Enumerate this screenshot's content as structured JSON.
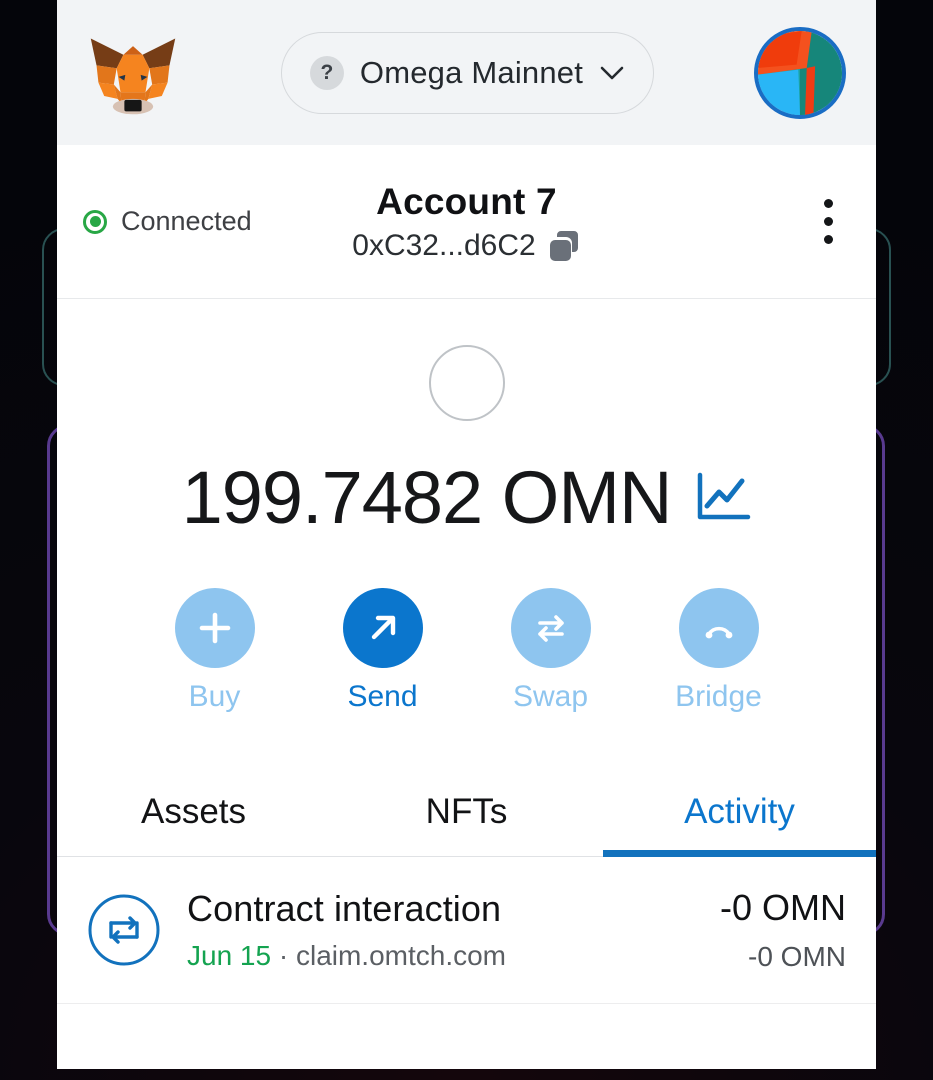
{
  "header": {
    "logo_icon": "metamask-fox-logo",
    "network": {
      "badge_text": "?",
      "name": "Omega Mainnet",
      "chevron_icon": "chevron-down-icon"
    },
    "avatar_icon": "account-identicon-avatar"
  },
  "account": {
    "connected_label": "Connected",
    "name": "Account 7",
    "address": "0xC32...d6C2",
    "copy_icon": "copy-icon",
    "menu_icon": "more-vertical-icon"
  },
  "balance": {
    "token_icon": "token-placeholder-icon",
    "amount": "199.7482 OMN",
    "chart_icon": "portfolio-line-chart-icon"
  },
  "actions": [
    {
      "label": "Buy",
      "icon": "plus-icon",
      "primary": false
    },
    {
      "label": "Send",
      "icon": "arrow-up-right-icon",
      "primary": true
    },
    {
      "label": "Swap",
      "icon": "swap-arrows-icon",
      "primary": false
    },
    {
      "label": "Bridge",
      "icon": "bridge-arc-icon",
      "primary": false
    }
  ],
  "tabs": [
    {
      "label": "Assets",
      "active": false
    },
    {
      "label": "NFTs",
      "active": false
    },
    {
      "label": "Activity",
      "active": true
    }
  ],
  "activity": [
    {
      "icon": "contract-interaction-icon",
      "title": "Contract interaction",
      "date": "Jun 15",
      "separator": " · ",
      "origin": "claim.omtch.com",
      "amount_primary": "-0 OMN",
      "amount_secondary": "-0 OMN"
    }
  ],
  "colors": {
    "accent": "#0b76cd",
    "accent_muted": "#8ec5ef",
    "connected_green": "#28a745",
    "date_green": "#14a350",
    "header_bg": "#f2f4f6",
    "backdrop": "#05060b"
  }
}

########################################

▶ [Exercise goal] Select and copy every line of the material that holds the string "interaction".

▶ [Answer space]
      "icon": "contract-interaction-icon",
      "title": "Contract interaction",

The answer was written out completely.